“Nine months ago I did something every parent does when their child is five years old. I enrolled my son in kindergarten. He was excited. I was bittersweet. For the first few days he was giddy with the newness of school. Then reality set in. The reality was that these kindergarteners were receiving no recess time. In fact no child in the school was receiving recess.
My son came home burdened from school. He complained of sitting still for a long time, feeling rushed all the time and never getting a break. He was five! How could this be right?
I volunteered in the classroom. I saw the hours and hours of sitting, the coaxing of the teachers to manipulate the students into sitting still for lesson after lesson. Not only was it hard on the kids, it was almost impossible for the teachers to keep pushing and pushing at this pace. It was unnatural and unkind for both student and teacher.
How could I let my five year old be introduced so early to such a burden? To me, he was still barely out of toddler hood. He was ripe with creativity and wild with childhood imaginings. Not to have time to play or run around on the playground was not a good education.
I sat in front of my computer one fall evening and wrote Lenore Skenazy of Free Range Kids about my problem. She was the only advocate I knew at that time who voiced concern about the lack of play time kids receive these days. In the email I asked her,
Who can I write, email, talk to? What picket line do I need to stand in? What petition do I need to sign? Where is the place or the organization that I can go to be heard as an infuriated parent?
She responded saying,
I don’t know about a picket line…yet!
and then she went on to introduce me to the playful, dedicated play advocates at KaBoom!. She felt they would be able to guide me towards taking action. She was right.
One email quickly formed into a net of supportive play and education advocates from across the country. I was introduced to moms, dads, teachers, those working in the nonprofit sector and those working in social media, all of whom wanted something better for our nation’s children. We all cared that our children were not only failing in school, they were suffering through childhood.
As was the suggestion from my new friends at KaBoom, I approached the Academic Planning Committee at our school with a smile on my face and research on play in my hand, but instead of being met by a group of open minded educators, I was repeatedly rejected. I was even met with hostility. I even had a parent walk out of the meeting!
Visions of picket lines began to dance in my head. I wanted people to hear the concerns of parents (and many teachers) who believed in play. After all, I wasn’t the only person frustrated with the lack of unstructured free time in school. There were many, many more like me and our concerns needed to be heard.
With this in mind, I went to every television station and newspaper across St. Petersburg.

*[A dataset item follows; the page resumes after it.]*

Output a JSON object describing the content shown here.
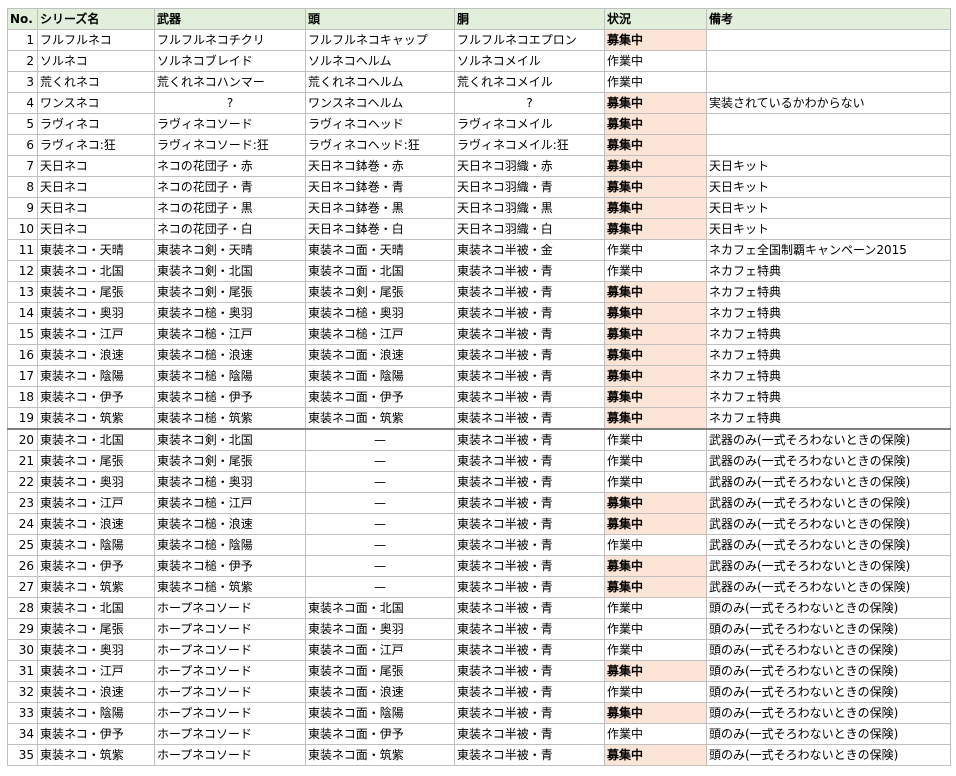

I believed then, as I do now, that all parents need to hear this important message about their children. Kids need to play. It may sound simple, but it is a profound message given the turn we have taken culturally toward standardizing our educational system. In this standardization we have lost track of the fundamental needs of our kids. In the spinning, whirl of concern over the academic success of our children, we have lost track of how to raise them.
My message was met with acceptance every time and on every station. We were featured in the New York Times and I soon founded two successful blogs, Let Children Play and Let Children Achieve.

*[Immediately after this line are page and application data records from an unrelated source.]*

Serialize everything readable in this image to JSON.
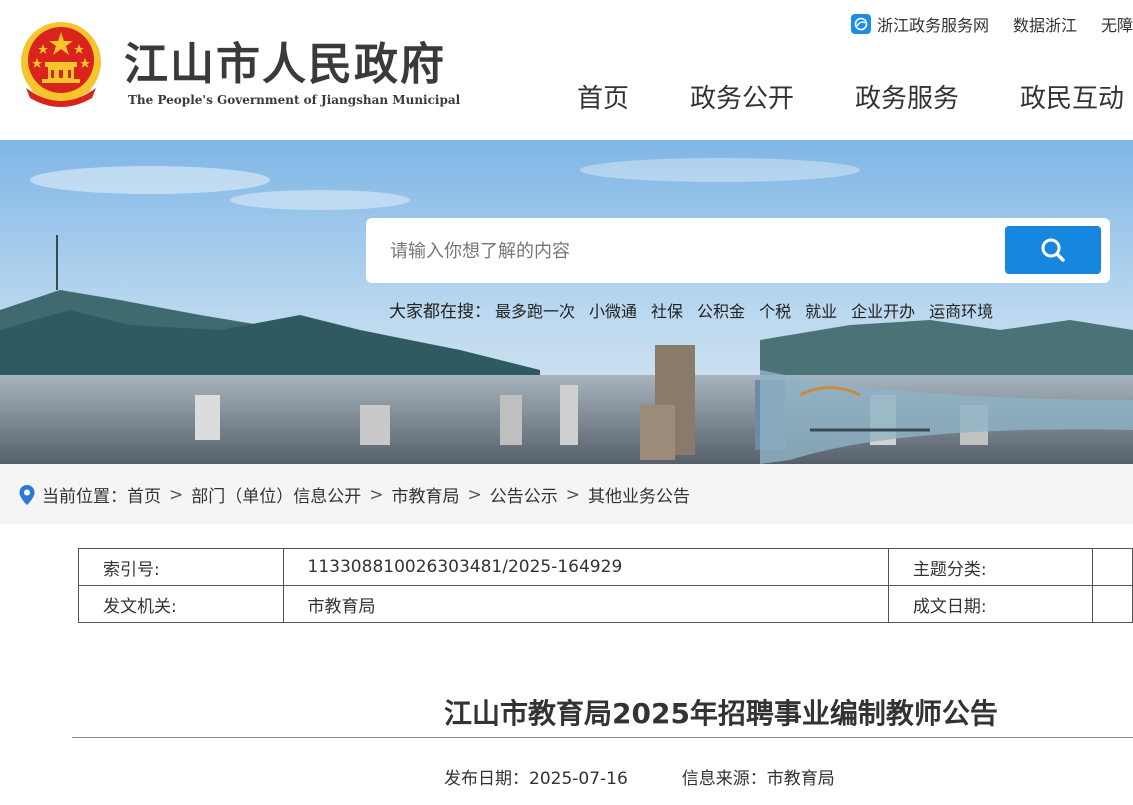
{
  "header": {
    "title": "江山市人民政府",
    "subtitle": "The People's Government of Jiangshan Municipal"
  },
  "toplinks": [
    {
      "label": "浙江政务服务网"
    },
    {
      "label": "数据浙江"
    },
    {
      "label": "无障"
    }
  ],
  "nav": [
    {
      "label": "首页"
    },
    {
      "label": "政务公开"
    },
    {
      "label": "政务服务"
    },
    {
      "label": "政民互动"
    }
  ],
  "search": {
    "placeholder": "请输入你想了解的内容",
    "hot_label": "大家都在搜：",
    "hot_items": [
      "最多跑一次",
      "小微通",
      "社保",
      "公积金",
      "个税",
      "就业",
      "企业开办",
      "运商环境"
    ]
  },
  "breadcrumb": {
    "label": "当前位置：",
    "items": [
      "首页",
      "部门（单位）信息公开",
      "市教育局",
      "公告公示",
      "其他业务公告"
    ],
    "separator": ">"
  },
  "info": {
    "index_label": "索引号:",
    "index_value": "113308810026303481/2025-164929",
    "topic_label": "主题分类:",
    "topic_value": "",
    "issuer_label": "发文机关:",
    "issuer_value": "市教育局",
    "date_label": "成文日期:",
    "date_value": ""
  },
  "article": {
    "title": "江山市教育局2025年招聘事业编制教师公告",
    "publish_date": "发布日期：2025-07-16",
    "source": "信息来源：市教育局"
  },
  "colors": {
    "accent": "#1686de",
    "emblem_red": "#d9231c",
    "emblem_gold": "#f6c42b"
  }
}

A month ago I was nominated by Amy Dickinson of KaBoom! for the Daily Point of Light Award and last week I was honored to receive it. This award honors individuals who are creating meaningful change in communities across America. Thank you Amy for thinking of me.
I am incredibly honored to receive this award, but it isn’t just mine.It represents the commitment every parent makes when they desire something better for their child. It represents the struggle to be heard that many parents have and overcome. I started this work because I believed my three children deserved more play, but this is true for all our kids. What was initially a personal battle, has ignited in me a fire for change in our educational system. Without the voice of moms and dads change that benefits our kids will be impossible.
What I write, what I share with others and what I do for my community and country I understand as simply part of my job as a mother, friend and writer. I passionately believe our children deserve what is best for them. Sometimes what is best for them doesn’t mesh with our adult agenda, but in the end the only thing that matters is the well being of our kids.
I look forward to continuing to write, speak, listen and connect with millions of parents and advocates who believe as I do that nothing is more important than our children.
I look forward to seeing you on the picket line.”